I graduated Business Management in DLSU 1998 and took up MS Marketing 2000-2002 but didn’t really get to finish it (finished 18 units though). Right now, I’m trying to look for an on-line theology course to help me in handling Revelation Church. I already tried Moody, Liberty, Wesley and they’re all so expensive! So pray for me that I get to find the right school for my needs.
Anyway, Last Saturday was the 1st day of wedding expo and after I spoke to a handful of couples, I stood back, watched and reflected on what we were doing. It’s been awhile since my last formal schooling and I was asking myself “Are the things I learned in school as a business student still applicable today or have the times changed?” and I immediately got my iPad out and started typing my realizations.
Kotler had his 4Ps of marketing and here is my version. Your success on whether people buy in to you or not is affected by 4 factors:
1. Product – Is the product you are selling really salable? If you are selling service, are you really selling something that’s your specialty or are you just one of those that are riding into the fad? I’m not asking whether you like what you do or not or if its your passion, the question is “Did God really gift you with the talent?” Specially in this day and age, being mediocre is not enough. You got to be the best at what you do to click.” How are your skills or your product compared to your competitors?

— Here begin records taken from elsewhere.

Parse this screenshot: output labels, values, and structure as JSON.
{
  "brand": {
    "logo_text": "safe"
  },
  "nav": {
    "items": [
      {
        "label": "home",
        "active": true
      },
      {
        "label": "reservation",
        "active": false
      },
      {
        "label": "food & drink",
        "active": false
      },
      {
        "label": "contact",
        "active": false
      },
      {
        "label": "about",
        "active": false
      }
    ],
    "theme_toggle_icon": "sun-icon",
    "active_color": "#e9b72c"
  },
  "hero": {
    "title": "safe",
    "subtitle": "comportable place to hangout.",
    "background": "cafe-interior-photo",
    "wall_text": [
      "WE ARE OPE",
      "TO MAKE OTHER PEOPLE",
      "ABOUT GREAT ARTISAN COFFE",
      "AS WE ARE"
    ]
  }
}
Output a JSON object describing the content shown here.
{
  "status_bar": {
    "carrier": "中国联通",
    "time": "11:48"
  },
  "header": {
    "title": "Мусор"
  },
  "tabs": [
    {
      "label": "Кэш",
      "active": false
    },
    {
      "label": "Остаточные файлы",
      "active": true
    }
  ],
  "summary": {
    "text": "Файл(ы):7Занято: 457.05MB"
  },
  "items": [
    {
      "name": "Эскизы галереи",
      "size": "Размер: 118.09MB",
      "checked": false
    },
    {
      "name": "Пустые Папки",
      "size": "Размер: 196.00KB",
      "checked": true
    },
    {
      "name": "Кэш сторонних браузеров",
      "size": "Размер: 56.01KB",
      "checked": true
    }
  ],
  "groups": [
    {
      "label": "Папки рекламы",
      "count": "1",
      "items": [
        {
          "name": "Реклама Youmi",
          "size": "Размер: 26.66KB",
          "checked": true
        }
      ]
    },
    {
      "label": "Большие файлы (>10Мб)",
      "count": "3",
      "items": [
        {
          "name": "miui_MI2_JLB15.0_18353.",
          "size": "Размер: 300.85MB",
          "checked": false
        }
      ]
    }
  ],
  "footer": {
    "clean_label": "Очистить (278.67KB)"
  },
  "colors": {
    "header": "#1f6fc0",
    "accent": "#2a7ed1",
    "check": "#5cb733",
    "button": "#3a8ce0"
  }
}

How is your after service? Do you take care of your customers long after they walk away from the counter? This counts a lot specially if you are expecting either repeat sales or word of mouth referrals. The saying is true that “keeping a customer is a whole lot cheaper than obtaining new ones.”
1 Corinthians 12:4 says “There are different kinds of gifts, but the same Spirit distributes them.“ Think about this: Is what you do really the gift the Holy Spirit has given you? Do you have both the skill or the product and the passion to do this properly?

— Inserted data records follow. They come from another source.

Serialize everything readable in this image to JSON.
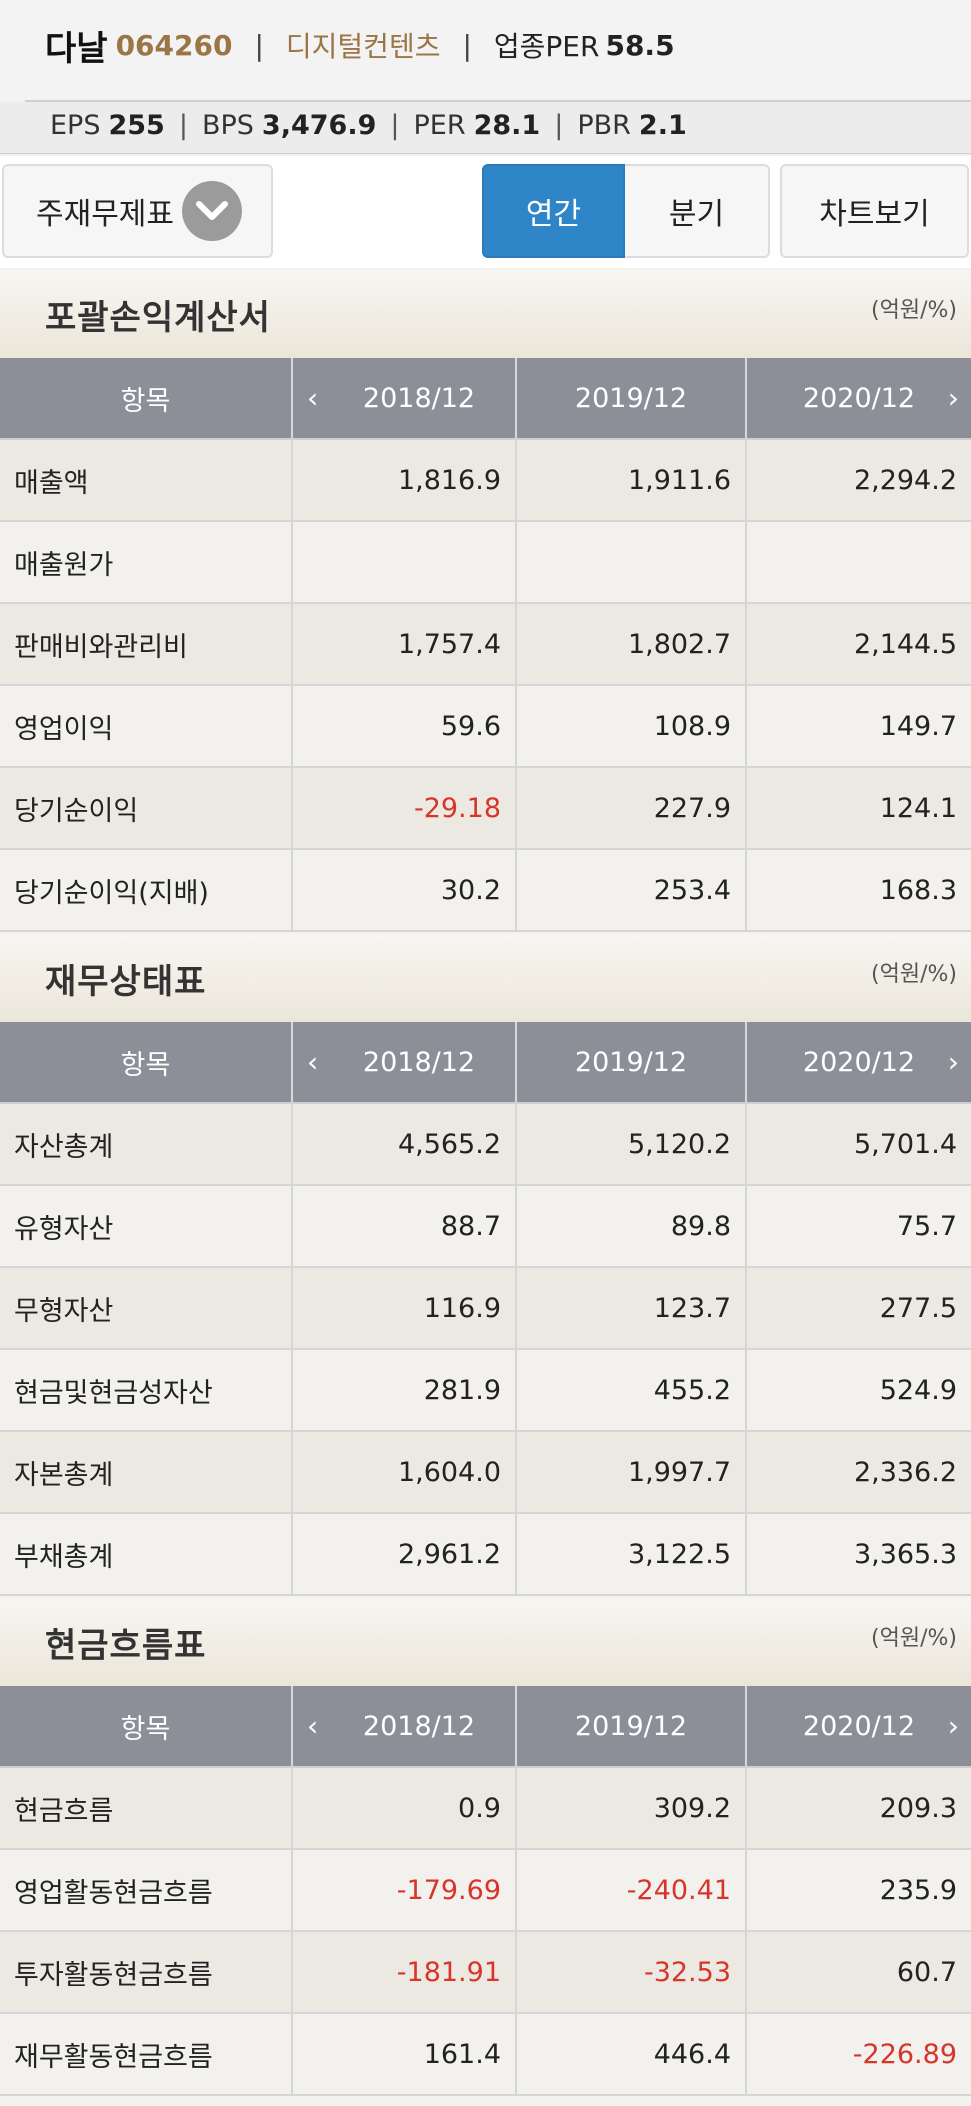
{
  "header": {
    "company": "다날",
    "code": "064260",
    "separator": "|",
    "industry": "디지털컨텐츠",
    "industry_per_label": "업종PER",
    "industry_per_value": "58.5"
  },
  "metrics": [
    {
      "label": "EPS",
      "value": "255"
    },
    {
      "label": "BPS",
      "value": "3,476.9"
    },
    {
      "label": "PER",
      "value": "28.1"
    },
    {
      "label": "PBR",
      "value": "2.1"
    }
  ],
  "metric_separator": "|",
  "controls": {
    "dropdown_label": "주재무제표",
    "annual_label": "연간",
    "quarter_label": "분기",
    "chart_label": "차트보기"
  },
  "columns": {
    "item": "항목",
    "periods": [
      "2018/12",
      "2019/12",
      "2020/12"
    ]
  },
  "arrows": {
    "left": "‹",
    "right": "›"
  },
  "sections": [
    {
      "title": "포괄손익계산서",
      "unit": "(억원/%)",
      "rows": [
        {
          "label": "매출액",
          "values": [
            "1,816.9",
            "1,911.6",
            "2,294.2"
          ]
        },
        {
          "label": "매출원가",
          "values": [
            "",
            "",
            ""
          ]
        },
        {
          "label": "판매비와관리비",
          "values": [
            "1,757.4",
            "1,802.7",
            "2,144.5"
          ]
        },
        {
          "label": "영업이익",
          "values": [
            "59.6",
            "108.9",
            "149.7"
          ]
        },
        {
          "label": "당기순이익",
          "values": [
            "-29.18",
            "227.9",
            "124.1"
          ]
        },
        {
          "label": "당기순이익(지배)",
          "values": [
            "30.2",
            "253.4",
            "168.3"
          ]
        }
      ]
    },
    {
      "title": "재무상태표",
      "unit": "(억원/%)",
      "rows": [
        {
          "label": "자산총계",
          "values": [
            "4,565.2",
            "5,120.2",
            "5,701.4"
          ]
        },
        {
          "label": "유형자산",
          "values": [
            "88.7",
            "89.8",
            "75.7"
          ]
        },
        {
          "label": "무형자산",
          "values": [
            "116.9",
            "123.7",
            "277.5"
          ]
        },
        {
          "label": "현금및현금성자산",
          "values": [
            "281.9",
            "455.2",
            "524.9"
          ]
        },
        {
          "label": "자본총계",
          "values": [
            "1,604.0",
            "1,997.7",
            "2,336.2"
          ]
        },
        {
          "label": "부채총계",
          "values": [
            "2,961.2",
            "3,122.5",
            "3,365.3"
          ]
        }
      ]
    },
    {
      "title": "현금흐름표",
      "unit": "(억원/%)",
      "rows": [
        {
          "label": "현금흐름",
          "values": [
            "0.9",
            "309.2",
            "209.3"
          ]
        },
        {
          "label": "영업활동현금흐름",
          "values": [
            "-179.69",
            "-240.41",
            "235.9"
          ]
        },
        {
          "label": "투자활동현금흐름",
          "values": [
            "-181.91",
            "-32.53",
            "60.7"
          ]
        },
        {
          "label": "재무활동현금흐름",
          "values": [
            "161.4",
            "446.4",
            "-226.89"
          ]
        }
      ]
    }
  ],
  "colors": {
    "accent": "#2e85c8",
    "negative": "#d8352a",
    "brand": "#9a7545",
    "table_header": "#8c8f97"
  }
}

2. Perception – Nope, not just promotion but how do people perceive you? Are you high end? Do you have a reputation for reliability? Will people feel good and be proud when they book you or are you something they’d rather not share to others about? Usually, your reputation comes out naturally when people find out about the “true you” and start talking (can be good or bad) or you can artificially do this by hyping yourself up with the use of advertising. This can make you seem bigger than you really are but take note – this costs more money and eventually, the real you will catch up with whatever you are trying to portray.
Another way of improving perception is with the people you associate with — your partner suppliers (or network), people who use you etc. If you partner with high-end suppliers, people will most likely see you also as high end. But this can only take you as far until who you truly are comes out.
If you have a bad product, people can buy into you because of advertising but later on, your unhappy customers will start talking and beat your good advertising. In my notebook, 1 unhappy review = 10 good ones. Your reputation is like a building – it can take you years to build it but only take a few minutes to destroy. Advertising can cover-up for poor service but the only businesses that survive is that which improves during that cover up phase.
If you truly have something great to share to the world then shout it out and make sure everyone knows about you. Like what the saying says “If you got it, flaunt it!” In the same way Luke 11:33 says “”No one lights a lamp and puts it in a place where it will be hidden, or under a bowl. Instead they put it on its stand, so that those who come in may see the light.”
3. People – who do you market to? Is this your real customers or are you marketing to the wrong market?
As I speak with several couples, I see faces that totally do not understand what I’m trying to say. When I show them pictures from junior photographers and masters, they can’t tell the difference. You can use this in 2 ways… just have them book the masters since they don’t understand it anyway and should leave things to the experts or have them book the juniors because for them there is no difference anyway.
Who you market to matters — how you will talk to them matters even the way you explain. Different folks require different strokes. You have to understand this — is your market ready for you?
4. Providence – truth be said, I’ve seen a lot of good products come out into the market get advertised well to the right market but do not make it. Whats the explanation? Simple… It’s providence. What God does not bless will not prosper.
Proverbs 19:21 says “Many are the plans in a person’s heart, but it is the LORD’s purpose that prevails.”
I guess this verse says it all… you can plan all you want, but if God is not into your plan, then you can hire the best people to market you and it won’t work.